Instead, start with a much smaller hole and work up to the desired hole size with progressively larger drills. Use plenty of lubricant and pull out often to remove material.
I started with a 23/64-inch drill (just under 3/8 inch) and then stepped up to a 29/64-inch drill. Why such weird values? Those drill sizes are rarely used and it avoids wear on the more popular drill sizes in the set.
Finally, a 13 mm diameter drill brings the hole to the size of the motors. Almost.
The portions of the motor where the individual components (gearhead, motor, encoder) are put together are slightly wider than 13 mm. So, the rod hole was enlarged with a 33/64-inch drill (the tap drill for 9/16-18 screws) -- which is about 13.1 mm.
Deburring and chamfering a hole at the end of a rod using a larger diameter drill.
To remove sharp edges and metal projections (burrs), a much large diameter drill is inserted just slightly into the hole. This prevents the motor casing from becoming scratched or the motor getting stuck due to metal particles jamming along the sides. The larger drill also tapers the hole, making it easier to insert the motor into the rod.
After the rod has deep holes drilled on both sides, it is moved to a milling machine vise with a v-groove to securely hold the rod.
Milling motor cable slots and drilling set screw holes in a machining vise with a v-groove.
Using multiple gentle passes, an extremely narrow-diameter end mill cuts a slot into the hollow section of the rod for the flexible flat motor cable to stick out. The center section of the rod (where the drill didn’t reach) remains solid, so it is important to cut the slots where the rod is hollow.
Finally, four set screw holes are drilled and tapped to hold the motors in place. By using four set screws (instead of one), less pressure is placed on any single point and the motor is unlikely to fall out due to a loose screw.
The electric motors perform beautifully on this robot. Even though they seem too small for such big wheels, they have more than enough torque to carry the robot over thresholds. The speed is fast enough to avoid boredom and slow enough to control.
The flexible flat cables are difficult to insert into the adapter connector boards when the circuitry is stuffed into the canister.

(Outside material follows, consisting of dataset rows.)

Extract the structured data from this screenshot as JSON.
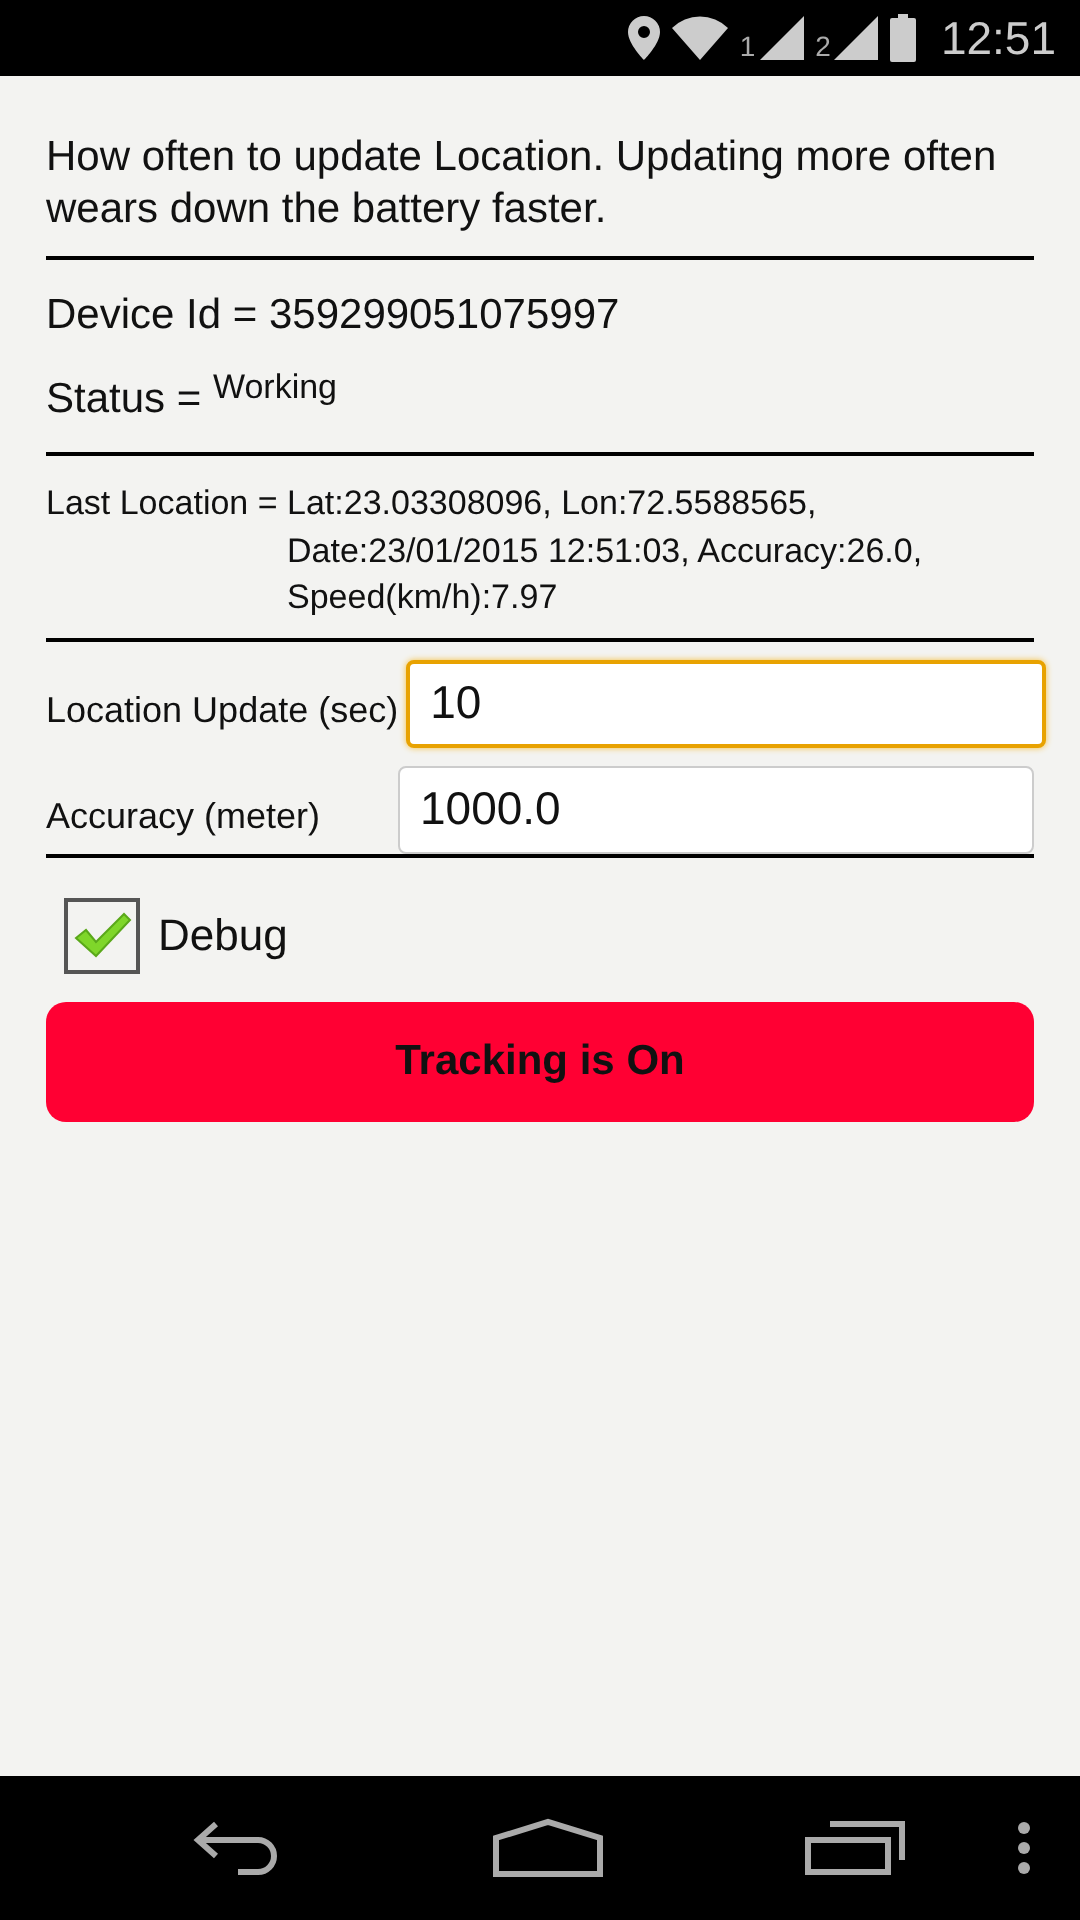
{
  "status_bar": {
    "sim_1": "1",
    "sim_2": "2",
    "time": "12:51"
  },
  "description": "How often to update Location. Updating more often wears down the battery faster.",
  "device": {
    "label": "Device Id = ",
    "value": "359299051075997"
  },
  "status": {
    "label": "Status = ",
    "value": "Working"
  },
  "last_location": {
    "label": "Last Location = ",
    "value": "Lat:23.03308096, Lon:72.5588565, Date:23/01/2015 12:51:03, Accuracy:26.0, Speed(km/h):7.97"
  },
  "fields": [
    {
      "label": "Location Update (sec)",
      "value": "10",
      "focused": true
    },
    {
      "label": "Accuracy (meter)",
      "value": "1000.0",
      "focused": false
    }
  ],
  "debug": {
    "label": "Debug",
    "checked": true
  },
  "tracking_button": {
    "label": "Tracking is On"
  }
}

I’ve resorted to two pairs of smooth-jaw needle-nose pliers to guide the cable while holding adapter board steady.
Fortunately, the front dome is removable for easy access to the motors cables, thanks to the black plastic collar with screw holes. In fact, that’s what we’re going to look at next...